§ **Required action**
For each line below that holds the word "JSON", make a copy.

======== Provided data

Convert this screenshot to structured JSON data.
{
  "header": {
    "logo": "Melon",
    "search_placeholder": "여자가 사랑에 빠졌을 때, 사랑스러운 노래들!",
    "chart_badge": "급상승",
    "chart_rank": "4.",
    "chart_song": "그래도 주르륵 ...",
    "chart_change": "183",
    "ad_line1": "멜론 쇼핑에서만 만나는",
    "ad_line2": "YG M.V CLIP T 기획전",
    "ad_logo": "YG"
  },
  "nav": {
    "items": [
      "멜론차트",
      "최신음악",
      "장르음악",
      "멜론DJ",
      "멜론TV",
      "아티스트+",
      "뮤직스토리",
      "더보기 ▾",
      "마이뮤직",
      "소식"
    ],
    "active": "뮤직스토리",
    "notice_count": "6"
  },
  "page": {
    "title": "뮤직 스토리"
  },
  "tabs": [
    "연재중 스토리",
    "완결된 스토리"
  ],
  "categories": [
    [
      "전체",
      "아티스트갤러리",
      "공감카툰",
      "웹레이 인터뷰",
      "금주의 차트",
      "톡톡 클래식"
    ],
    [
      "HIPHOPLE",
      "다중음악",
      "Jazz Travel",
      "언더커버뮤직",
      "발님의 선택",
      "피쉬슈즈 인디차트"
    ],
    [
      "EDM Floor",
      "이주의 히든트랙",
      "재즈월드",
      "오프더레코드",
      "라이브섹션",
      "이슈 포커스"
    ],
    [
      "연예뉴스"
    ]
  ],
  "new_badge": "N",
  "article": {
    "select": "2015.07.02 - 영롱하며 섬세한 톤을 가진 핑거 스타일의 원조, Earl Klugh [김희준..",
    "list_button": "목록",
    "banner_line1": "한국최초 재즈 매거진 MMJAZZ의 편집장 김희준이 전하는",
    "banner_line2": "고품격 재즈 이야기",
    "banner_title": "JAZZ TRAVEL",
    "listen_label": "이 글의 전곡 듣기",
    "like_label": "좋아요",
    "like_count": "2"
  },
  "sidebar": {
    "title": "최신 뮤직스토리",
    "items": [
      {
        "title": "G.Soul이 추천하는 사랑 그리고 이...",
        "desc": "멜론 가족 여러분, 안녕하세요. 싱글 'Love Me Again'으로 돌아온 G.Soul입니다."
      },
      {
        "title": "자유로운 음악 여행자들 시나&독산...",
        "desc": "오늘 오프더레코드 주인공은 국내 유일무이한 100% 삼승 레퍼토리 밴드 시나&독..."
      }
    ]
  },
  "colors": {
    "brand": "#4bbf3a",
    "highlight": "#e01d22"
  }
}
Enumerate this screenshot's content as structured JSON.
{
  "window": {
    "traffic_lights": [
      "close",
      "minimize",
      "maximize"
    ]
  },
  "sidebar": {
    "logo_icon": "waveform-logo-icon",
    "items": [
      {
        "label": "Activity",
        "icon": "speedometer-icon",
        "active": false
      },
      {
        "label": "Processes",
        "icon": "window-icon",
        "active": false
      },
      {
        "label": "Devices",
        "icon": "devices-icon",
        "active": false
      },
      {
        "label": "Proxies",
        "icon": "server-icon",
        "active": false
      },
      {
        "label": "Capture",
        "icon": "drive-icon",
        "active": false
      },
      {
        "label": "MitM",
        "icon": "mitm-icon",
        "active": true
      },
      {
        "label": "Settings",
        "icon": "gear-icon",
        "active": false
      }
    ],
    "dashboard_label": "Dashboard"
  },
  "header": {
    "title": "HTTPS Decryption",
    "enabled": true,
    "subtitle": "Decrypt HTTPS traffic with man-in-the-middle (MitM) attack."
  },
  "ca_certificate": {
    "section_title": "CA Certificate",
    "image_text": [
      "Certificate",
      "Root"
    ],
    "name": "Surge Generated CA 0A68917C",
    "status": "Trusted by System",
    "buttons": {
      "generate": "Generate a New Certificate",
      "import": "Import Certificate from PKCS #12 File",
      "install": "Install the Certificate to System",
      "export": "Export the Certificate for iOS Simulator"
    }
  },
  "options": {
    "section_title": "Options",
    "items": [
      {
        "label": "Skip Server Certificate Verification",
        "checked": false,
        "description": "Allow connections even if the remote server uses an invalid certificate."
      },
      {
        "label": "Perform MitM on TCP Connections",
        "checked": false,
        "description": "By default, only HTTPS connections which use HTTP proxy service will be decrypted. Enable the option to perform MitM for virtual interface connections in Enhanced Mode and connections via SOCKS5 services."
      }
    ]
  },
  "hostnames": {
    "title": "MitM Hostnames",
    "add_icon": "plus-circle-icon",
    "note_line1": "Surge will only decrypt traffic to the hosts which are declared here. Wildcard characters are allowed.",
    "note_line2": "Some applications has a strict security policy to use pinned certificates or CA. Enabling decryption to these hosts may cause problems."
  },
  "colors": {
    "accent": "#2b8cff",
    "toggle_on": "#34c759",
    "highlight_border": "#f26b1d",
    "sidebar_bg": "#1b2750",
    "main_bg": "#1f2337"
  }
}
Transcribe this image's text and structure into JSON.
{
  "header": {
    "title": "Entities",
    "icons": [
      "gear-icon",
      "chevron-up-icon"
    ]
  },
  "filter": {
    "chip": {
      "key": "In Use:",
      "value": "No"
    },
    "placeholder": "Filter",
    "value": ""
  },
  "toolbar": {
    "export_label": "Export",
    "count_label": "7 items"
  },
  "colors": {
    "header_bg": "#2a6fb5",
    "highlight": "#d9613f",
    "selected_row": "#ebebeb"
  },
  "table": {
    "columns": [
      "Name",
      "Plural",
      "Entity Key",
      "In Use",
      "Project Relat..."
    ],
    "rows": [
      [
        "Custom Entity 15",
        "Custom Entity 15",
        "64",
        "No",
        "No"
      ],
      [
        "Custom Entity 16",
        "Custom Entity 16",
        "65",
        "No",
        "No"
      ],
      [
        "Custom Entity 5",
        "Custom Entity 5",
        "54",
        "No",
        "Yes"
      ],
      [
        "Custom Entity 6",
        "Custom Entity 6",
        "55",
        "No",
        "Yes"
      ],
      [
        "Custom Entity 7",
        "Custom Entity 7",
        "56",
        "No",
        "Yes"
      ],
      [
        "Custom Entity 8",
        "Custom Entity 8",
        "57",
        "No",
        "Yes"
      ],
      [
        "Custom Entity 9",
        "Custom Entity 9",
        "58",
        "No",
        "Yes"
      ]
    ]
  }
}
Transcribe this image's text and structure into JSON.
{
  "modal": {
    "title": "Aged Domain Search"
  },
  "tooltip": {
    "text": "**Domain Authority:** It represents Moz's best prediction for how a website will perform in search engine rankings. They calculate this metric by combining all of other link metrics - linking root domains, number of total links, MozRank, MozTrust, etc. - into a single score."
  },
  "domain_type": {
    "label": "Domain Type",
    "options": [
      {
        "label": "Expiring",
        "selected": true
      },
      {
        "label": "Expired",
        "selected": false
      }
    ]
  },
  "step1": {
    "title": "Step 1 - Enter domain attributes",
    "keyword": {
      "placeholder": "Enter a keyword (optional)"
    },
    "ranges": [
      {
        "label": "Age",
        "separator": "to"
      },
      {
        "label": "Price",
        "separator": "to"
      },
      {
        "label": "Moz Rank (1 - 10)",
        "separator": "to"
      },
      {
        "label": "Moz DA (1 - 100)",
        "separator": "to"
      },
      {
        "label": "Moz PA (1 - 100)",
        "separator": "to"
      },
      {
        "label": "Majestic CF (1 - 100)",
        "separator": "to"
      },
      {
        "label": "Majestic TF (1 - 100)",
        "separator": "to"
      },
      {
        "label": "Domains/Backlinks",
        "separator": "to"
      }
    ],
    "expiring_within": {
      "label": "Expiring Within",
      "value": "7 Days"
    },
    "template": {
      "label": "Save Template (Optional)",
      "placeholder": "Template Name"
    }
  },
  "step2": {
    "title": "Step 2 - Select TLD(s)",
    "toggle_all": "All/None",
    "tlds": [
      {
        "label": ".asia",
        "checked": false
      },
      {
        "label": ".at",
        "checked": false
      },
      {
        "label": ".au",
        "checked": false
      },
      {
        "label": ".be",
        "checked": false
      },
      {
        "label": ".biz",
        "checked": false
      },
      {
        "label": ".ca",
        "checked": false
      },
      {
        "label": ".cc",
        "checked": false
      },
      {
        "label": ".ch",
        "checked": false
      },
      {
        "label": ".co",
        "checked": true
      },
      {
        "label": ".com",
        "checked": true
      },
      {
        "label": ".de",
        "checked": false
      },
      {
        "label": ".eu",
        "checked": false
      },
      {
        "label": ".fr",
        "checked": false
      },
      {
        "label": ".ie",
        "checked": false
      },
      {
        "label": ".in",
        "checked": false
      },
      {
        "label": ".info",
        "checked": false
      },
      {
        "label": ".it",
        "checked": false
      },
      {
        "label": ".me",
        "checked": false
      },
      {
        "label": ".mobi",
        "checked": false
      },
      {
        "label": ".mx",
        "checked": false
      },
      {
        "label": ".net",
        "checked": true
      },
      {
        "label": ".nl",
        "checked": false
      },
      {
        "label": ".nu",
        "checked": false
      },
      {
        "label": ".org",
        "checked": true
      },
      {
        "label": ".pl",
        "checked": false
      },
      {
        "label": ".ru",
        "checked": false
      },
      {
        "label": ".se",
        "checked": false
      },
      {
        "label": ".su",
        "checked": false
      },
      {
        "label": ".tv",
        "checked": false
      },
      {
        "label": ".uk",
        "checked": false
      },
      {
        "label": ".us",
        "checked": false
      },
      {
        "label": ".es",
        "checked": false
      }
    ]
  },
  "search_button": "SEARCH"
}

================

§ **Answer**
Convert this screenshot to structured JSON data.
Enumerate this screenshot's content as structured JSON.
Transcribe this image's text and structure into JSON.
Transcribe this image's text and structure into JSON.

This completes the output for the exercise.